People were actively involved in decision about their care and support needs There were formal systems in place to assess people’s capacity for decision making under the Mental Capacity Act 2005.

Care plans were in place detailing how people wished to be supported and people were involved in making decisions about their support. People participated in a range of activities both in their own home and in the community and received the support they needed to help them do this. People were able to choose where they spent their time and what they did.

Staff had good relationships with the people who they supported. Complaints were appropriately investigated and action was taken to make improvements to the service when this was found to be necessary.
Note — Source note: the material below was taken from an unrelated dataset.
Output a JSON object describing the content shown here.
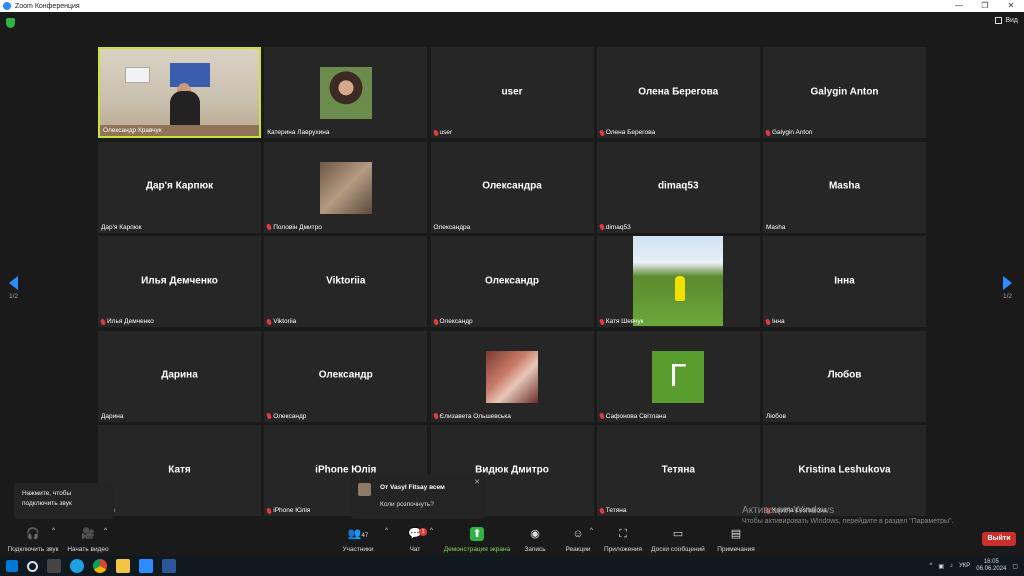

The management was approachable and had systems in place to monitor the quality of the service provided. Staff and people were confident that issues would be addressed and that any concerns they had would be listened to.

12 August 2013

During a routine inspection

One of the persons who used the service said " I like Disneyland they take me." We asked if they were happy they replied "Yes."

We spoke with a relative who said " Mencap provide an excellent service, I have never had any reason to complain. They always include me in any changes to his care plan or medication. They take him on holiday, in the past he has been to the USA. He has had changes of carers over the years but they must all be from the same tree, they are all very good."

All the staff we spoke with told us leadership was good and they felt supported by their managers. They made comments such as, "Mencap are very good employers, I am very happy working for them", "I find it a rewarding vocation, I am not bothered about working late or going in on my day off", and finally " I feel supported by my manager at Mencap, I love working for them."

We found Royal Mencap Society Northamptonshire Domiciliary Care Agency to be compliant against the regulations we inspected against.